The whole idea behind this program is to provide a convenient, script-free way to take a word embedding model (e.g., a pretrained GloVE model, a word2vec model, etc.) and explore semantic similarities.
- Interested in doing Garten et al.’s (2017) DDR method? This software can give you the average vector of user-supplied words. Then, you can use a program like TAPA to calculate a text’s similarity to your average vector.
- Looking to build a new dictionary, but not sure where to start? Using WELP, you can get lists of semantically similar words to help build your LIWC dictionary using the magic of SCIENCE rather than just your own intuition.
This software isn’t anything special — more of a convenience item, really, for people who don’t have a lot of experience with R or python, but still want to be able to check out word embeddings. There’s really nothing else to it beyond that, so… WELP.
How to Use

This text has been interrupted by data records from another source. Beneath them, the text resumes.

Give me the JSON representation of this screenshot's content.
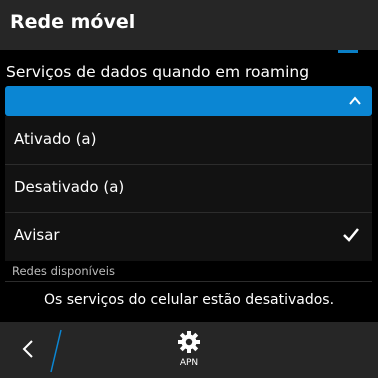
{
  "header": {
    "title": "Rede móvel"
  },
  "roaming": {
    "label": "Serviços de dados quando em roaming",
    "options": [
      {
        "label": "Ativado (a)",
        "selected": false
      },
      {
        "label": "Desativado (a)",
        "selected": false
      },
      {
        "label": "Avisar",
        "selected": true
      }
    ]
  },
  "networks": {
    "label": "Redes disponíveis"
  },
  "status": {
    "text": "Os serviços do celular estão desativados."
  },
  "bottombar": {
    "apn_label": "APN"
  },
  "colors": {
    "accent": "#0b86d3",
    "bar": "#262626",
    "background": "#000000"
  },
  "icons": {
    "back": "back-chevron-icon",
    "apn": "gear-icon",
    "selected": "checkmark-icon",
    "dropdown": "chevron-up-icon"
  }
}
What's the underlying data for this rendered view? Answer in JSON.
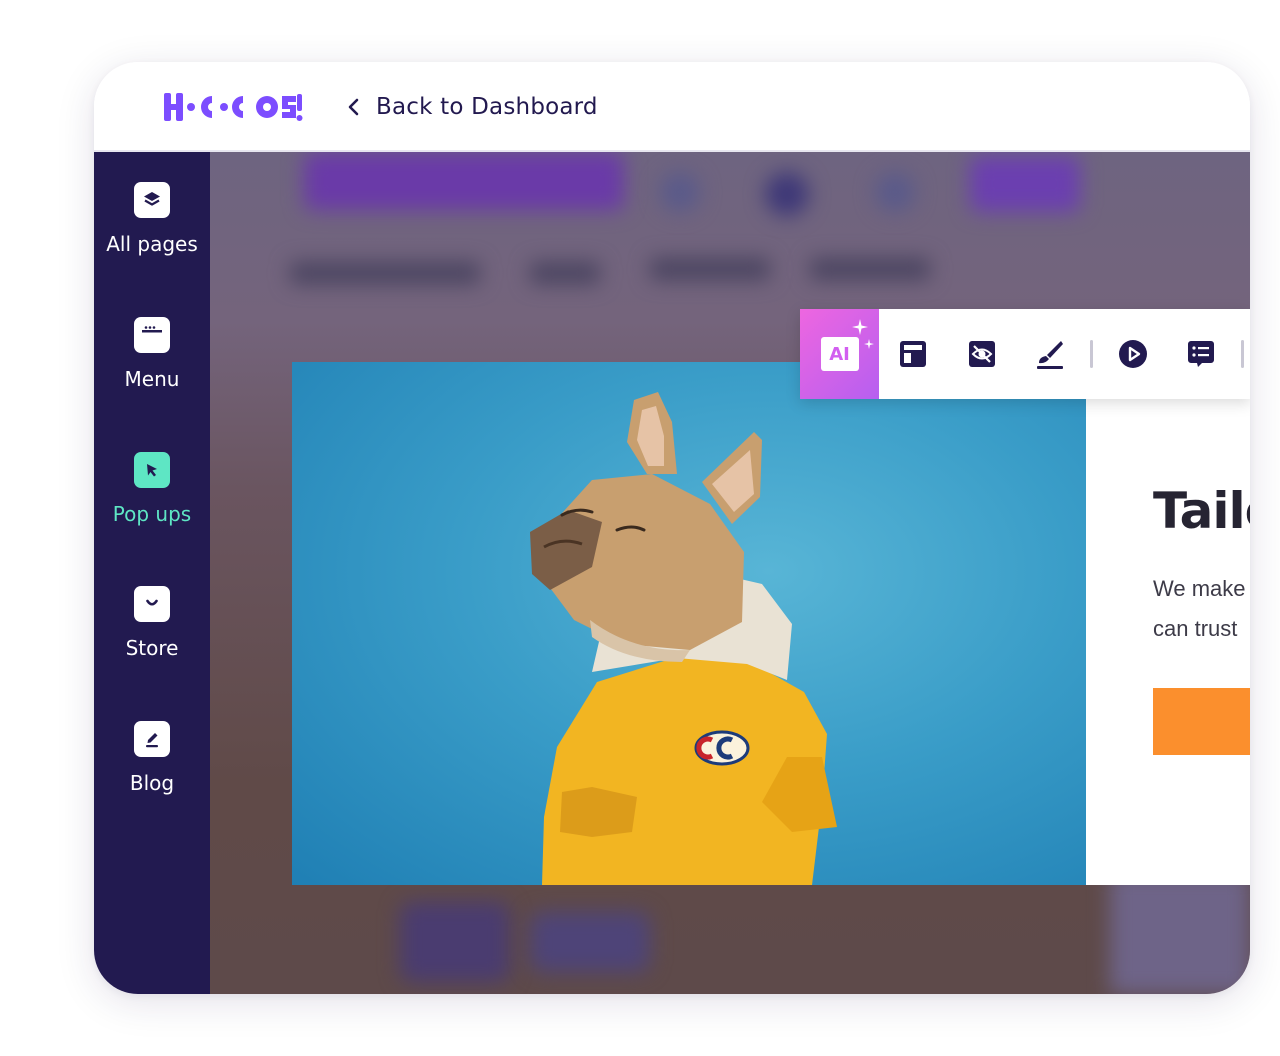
{
  "app": {
    "logo_text": "HOCOOS",
    "back_link": "Back to Dashboard"
  },
  "sidebar": {
    "items": [
      {
        "label": "All pages",
        "icon": "layers-icon",
        "active": false
      },
      {
        "label": "Menu",
        "icon": "menu-window-icon",
        "active": false
      },
      {
        "label": "Pop ups",
        "icon": "cursor-popup-icon",
        "active": true
      },
      {
        "label": "Store",
        "icon": "shopping-bag-icon",
        "active": false
      },
      {
        "label": "Blog",
        "icon": "edit-note-icon",
        "active": false
      }
    ]
  },
  "toolbar": {
    "ai_label": "AI",
    "tools": [
      "layout-icon",
      "hide-icon",
      "brush-icon",
      "play-icon",
      "list-chat-icon"
    ]
  },
  "content": {
    "headline": "Taile",
    "body_lines": [
      "We make",
      "can trust"
    ]
  },
  "colors": {
    "sidebar_bg": "#221a50",
    "accent_active": "#5ee6c4",
    "brand_purple": "#7c4dff",
    "ai_gradient_start": "#ee66e0",
    "ai_gradient_end": "#b65ff0",
    "cta_orange": "#fb8f2d",
    "photo_blue": "#3a9dc8"
  }
}
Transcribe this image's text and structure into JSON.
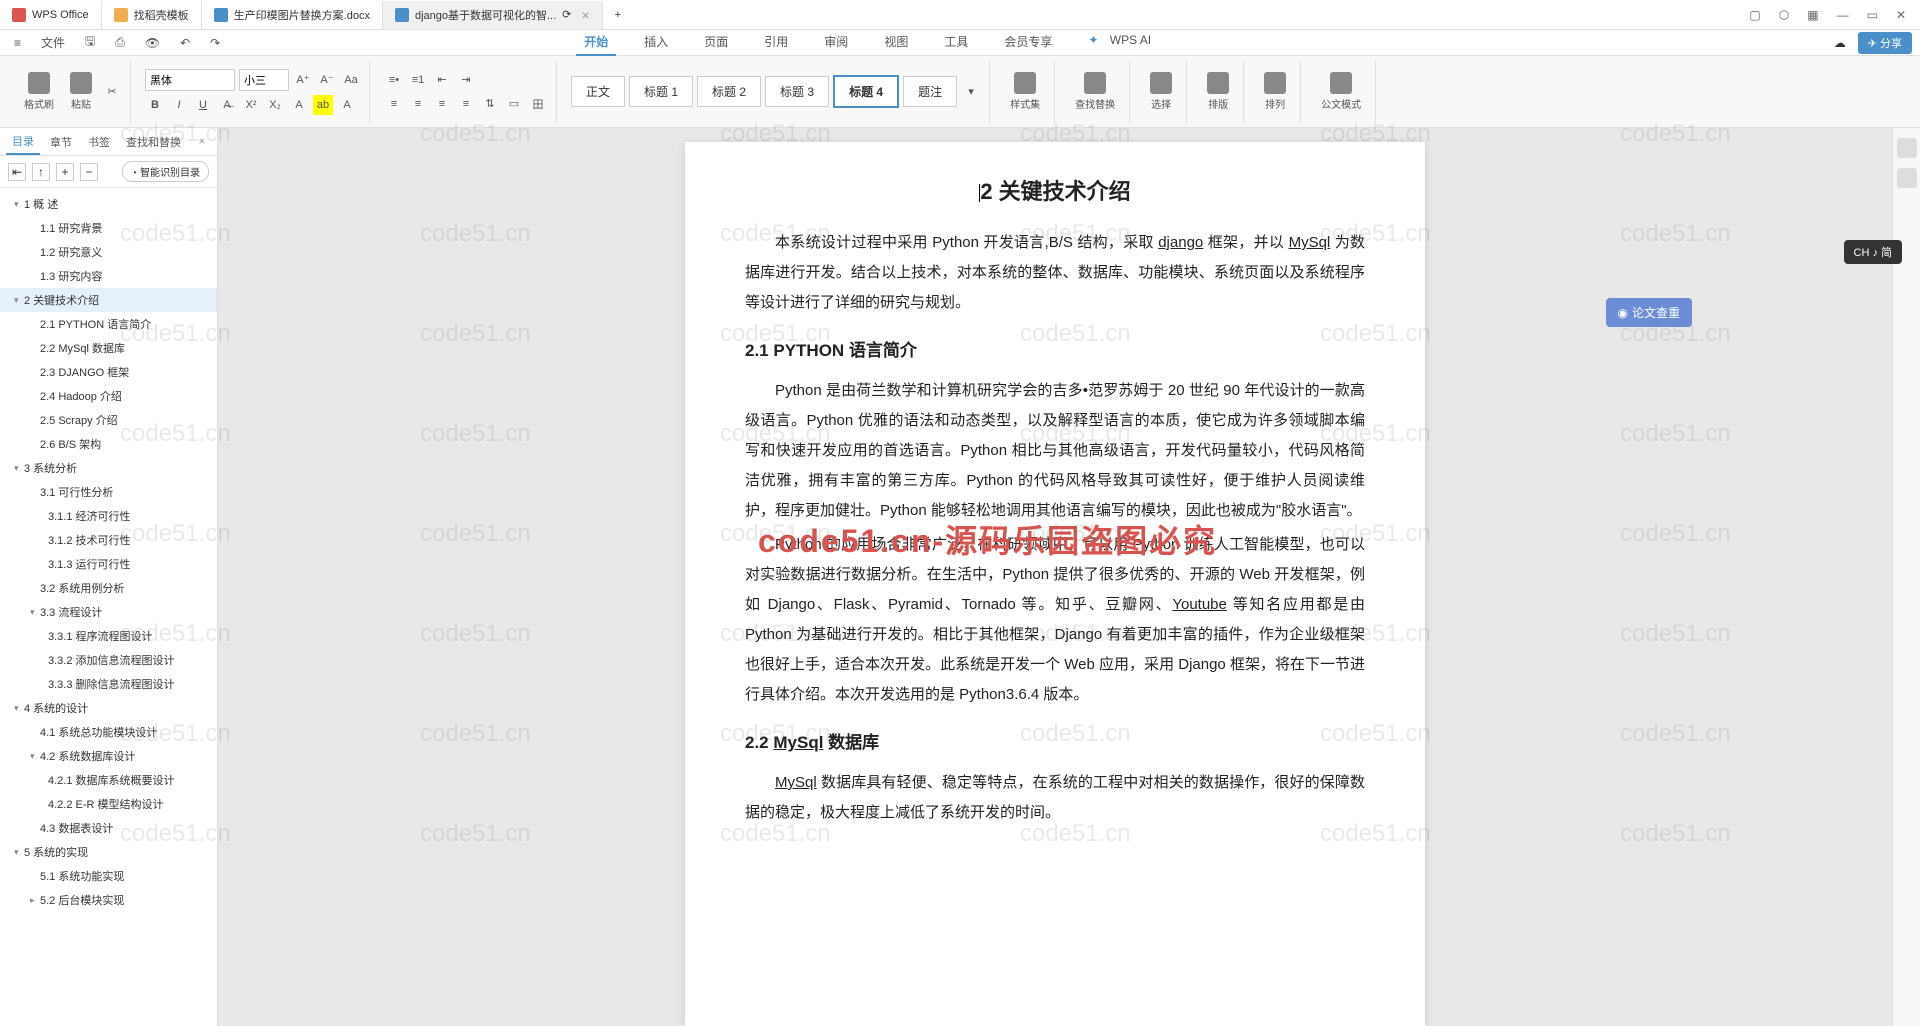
{
  "tabs": [
    {
      "label": "WPS Office"
    },
    {
      "label": "找稻壳模板"
    },
    {
      "label": "生产印模图片替换方案.docx"
    },
    {
      "label": "django基于数据可视化的智..."
    }
  ],
  "menu": {
    "file": "文件",
    "ribbon": [
      "开始",
      "插入",
      "页面",
      "引用",
      "审阅",
      "视图",
      "工具",
      "会员专享"
    ],
    "ai": "WPS AI",
    "share": "分享"
  },
  "toolbar": {
    "format_painter": "格式刷",
    "paste": "粘贴",
    "font_name": "黑体",
    "font_size": "小三",
    "styles": {
      "body": "正文",
      "h1": "标题 1",
      "h2": "标题 2",
      "h3": "标题 3",
      "h4": "标题 4",
      "caption": "题注"
    },
    "style_lbl": "样式集",
    "find_lbl": "查找替换",
    "select_lbl": "选择",
    "layout_lbl": "排版",
    "arrange_lbl": "排列",
    "doc_mode": "公文模式"
  },
  "nav": {
    "tabs": [
      "目录",
      "章节",
      "书签",
      "查找和替换"
    ],
    "smart": "智能识别目录",
    "items": [
      {
        "lvl": 1,
        "num": "1",
        "text": "概    述",
        "arr": "▾"
      },
      {
        "lvl": 2,
        "text": "1.1 研究背景"
      },
      {
        "lvl": 2,
        "text": "1.2 研究意义"
      },
      {
        "lvl": 2,
        "text": "1.3 研究内容"
      },
      {
        "lvl": 1,
        "num": "2",
        "text": "关键技术介绍",
        "arr": "▾",
        "active": true
      },
      {
        "lvl": 2,
        "text": "2.1 PYTHON 语言简介"
      },
      {
        "lvl": 2,
        "text": "2.2 MySql 数据库"
      },
      {
        "lvl": 2,
        "text": "2.3 DJANGO 框架"
      },
      {
        "lvl": 2,
        "text": "2.4 Hadoop 介绍"
      },
      {
        "lvl": 2,
        "text": "2.5 Scrapy 介绍"
      },
      {
        "lvl": 2,
        "text": "2.6 B/S 架构"
      },
      {
        "lvl": 1,
        "num": "3",
        "text": "系统分析",
        "arr": "▾"
      },
      {
        "lvl": 2,
        "text": "3.1 可行性分析"
      },
      {
        "lvl": 3,
        "text": "3.1.1 经济可行性"
      },
      {
        "lvl": 3,
        "text": "3.1.2 技术可行性"
      },
      {
        "lvl": 3,
        "text": "3.1.3 运行可行性"
      },
      {
        "lvl": 2,
        "text": "3.2 系统用例分析"
      },
      {
        "lvl": 2,
        "text": "3.3 流程设计",
        "arr": "▾"
      },
      {
        "lvl": 3,
        "text": "3.3.1 程序流程图设计"
      },
      {
        "lvl": 3,
        "text": "3.3.2 添加信息流程图设计"
      },
      {
        "lvl": 3,
        "text": "3.3.3 删除信息流程图设计"
      },
      {
        "lvl": 1,
        "num": "4",
        "text": "系统的设计",
        "arr": "▾"
      },
      {
        "lvl": 2,
        "text": "4.1 系统总功能模块设计"
      },
      {
        "lvl": 2,
        "text": "4.2 系统数据库设计",
        "arr": "▾"
      },
      {
        "lvl": 3,
        "text": "4.2.1 数据库系统概要设计"
      },
      {
        "lvl": 3,
        "text": "4.2.2 E-R 模型结构设计"
      },
      {
        "lvl": 2,
        "text": "4.3 数据表设计"
      },
      {
        "lvl": 1,
        "num": "5",
        "text": "系统的实现",
        "arr": "▾"
      },
      {
        "lvl": 2,
        "text": "5.1 系统功能实现"
      },
      {
        "lvl": 2,
        "text": "5.2 后台模块实现",
        "arr": "▸"
      }
    ]
  },
  "doc": {
    "title": "2  关键技术介绍",
    "intro": "本系统设计过程中采用 Python 开发语言,B/S 结构，采取 django 框架，并以 MySql 为数据库进行开发。结合以上技术，对本系统的整体、数据库、功能模块、系统页面以及系统程序等设计进行了详细的研究与规划。",
    "h21": "2.1 PYTHON 语言简介",
    "p21a": "Python 是由荷兰数学和计算机研究学会的吉多•范罗苏姆于 20 世纪 90 年代设计的一款高级语言。Python 优雅的语法和动态类型，以及解释型语言的本质，使它成为许多领域脚本编写和快速开发应用的首选语言。Python 相比与其他高级语言，开发代码量较小，代码风格简洁优雅，拥有丰富的第三方库。Python 的代码风格导致其可读性好，便于维护人员阅读维护，程序更加健壮。Python 能够轻松地调用其他语言编写的模块，因此也被成为\"胶水语言\"。",
    "p21b": "Python 的应用场合非常广泛，在科研领域中，可以用 Python 训练人工智能模型，也可以对实验数据进行数据分析。在生活中，Python 提供了很多优秀的、开源的 Web 开发框架，例如 Django、Flask、Pyramid、Tornado 等。知乎、豆瓣网、Youtube 等知名应用都是由 Python 为基础进行开发的。相比于其他框架，Django 有着更加丰富的插件，作为企业级框架也很好上手，适合本次开发。此系统是开发一个 Web 应用，采用 Django 框架，将在下一节进行具体介绍。本次开发选用的是 Python3.6.4 版本。",
    "h22": "2.2 MySql 数据库",
    "p22": "MySql 数据库具有轻便、稳定等特点，在系统的工程中对相关的数据操作，很好的保障数据的稳定，极大程度上减低了系统开发的时间。"
  },
  "float": {
    "check": "论文查重"
  },
  "ime": "CH ♪ 简",
  "watermark_text": "code51.cn",
  "red_banner": "code51.cn-源码乐园盗图必究"
}
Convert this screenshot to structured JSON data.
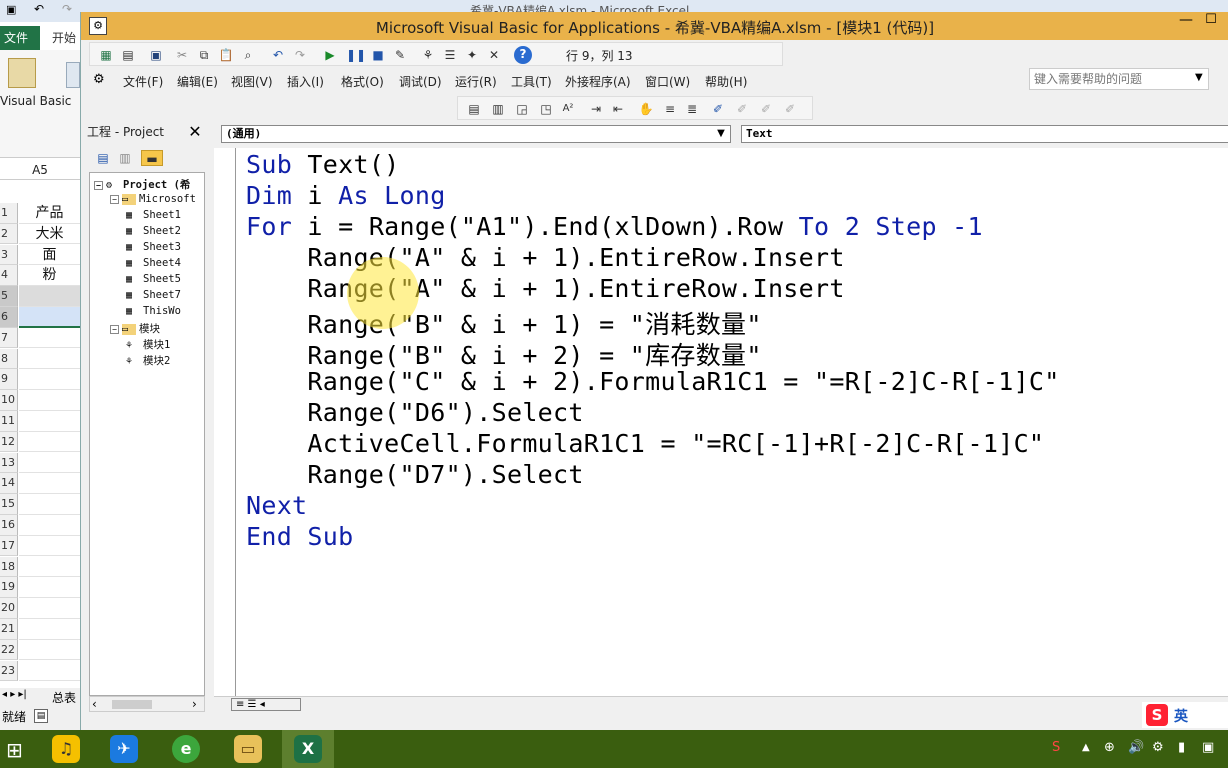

First, you’ll want to load up your pre-trained word embedding model. I have some available as TAPA dictionaries, located here, but you can use any ones that you want with this software, so long as you’ve formatted them as a table. Select your “Model File” (which should be contained in a CSV, TSV, or TXT file), and make sure that it’s loading up correctly using the preview. Tweak/change the Options for Reading Data File until your preview looks accurate.
From there, make sure that you select which column in your data file contains the words or “tokens” that you want to explore using the Token Column dropdown menu. Make sure that you specify the starting/ending columns of your vectors as well.
Lastly, make sure to type in your Seed Word List to contain any concept that you want to include. These should, in theory, be semantically similar, like a list of emotion words, or a list of business-related terms.
Note: You can also include multiple lists at once by separating them with an extra linebreak. For example:
happy wonderful joyous sad terrible awful angry furious livid
In this example, WELP will go through the same process, but for each cluster of words separately. This is extremely useful for calculating average vectors / exploring word similarities for multiple word clusters at once.
Once you’re ready, click Start! and kick back, relax, and let WELP do the rest. Once it’s done, you should be provided with 5 output files:
- Your original seed word list
- A list of which Seed Words were found (or were not found) in your pre-trained model.
- A file that contains the vectors for each of the seed words included in your list.
- A file that contains the average vector of all found seed word clusters.
- A CSV file containing the semantic similarity between your average vector and each token’s vector contained in your pre-trained model.
It’s as simple as that!